Sep 8, 2013
Originally published on September 8, 2013 3:51 pm

Last night's college football game between the University of Michigan and Notre Dame was the final match-up between the longtime rivals to be played in Ann Arbor for a while, thanks to a looming suspension of their rivalry that was enacted by Notre Dame.

Michigan won, 41-30, after stifling a late comeback. The two teams will meet again in Notre Dame's South Bend home in 2014 — but Saturday night's game is being hailed as a showcase of a classic rivalry, with several dramatic turnabouts and unpredictable moments.

An NCAA record 115,109 people were at Michigan Stadium to watch the game — and many also heard Michigan's public address system blare "The Chicken Dance" song. As USA Today reports, it was played in apparent reference to Michigan coach Brady Hoke saying Notre Dame was "chickening out of" the rivalry earlier this year.

During post-game interviews, you could just hear the song in the background:

As SB Nation reports, the game was memorable for several reasons, even before the magical sounds of polka filled the Big House:

"We also got a new American football attendance record, a phenomenal FAT GUY TOUCHDOWN, a 'TIMEOUT wait never mind whatever' moment and Eminem in the booth during halftime. Yeah. Eminem. What a game."

And that rundown omits the fact that actor Mark Harmon was also at the game. Harmon's father, Tom, was Michigan's first Heisman Trophy winner; on Saturday night, Wolverines quarterback Devin Gardner wore a jersey bearing Harmon's number 98, which had been retired.

The reasons behind Notre Dame's decision to halt the rivalry — and why it can put the games on hold — are complicated. As Pete Thamel writes for Sports Illustrated, the school says it wants to increase its exposure in games with teams in Texas, and in the Atlantic Coast Conference.

Notre Dame may resume playing Michigan around 2020. But Thamel adds that the two schools put on a great show in one of their final games — for now, at least.

For a historic perspective of "The Chicken Dance," we refer you to The Lawrence Welk Show, which deciphered its complex symbology:

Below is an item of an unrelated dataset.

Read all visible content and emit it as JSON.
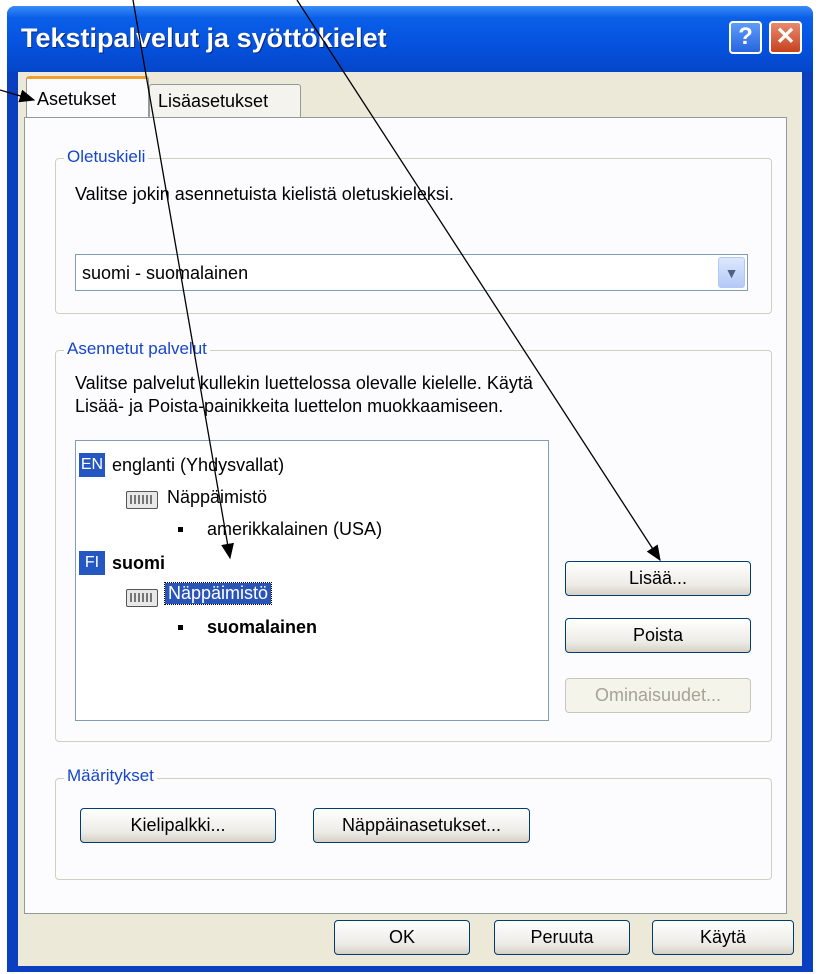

Copyright 2014 NPR. To see more, visit http://www.npr.org/.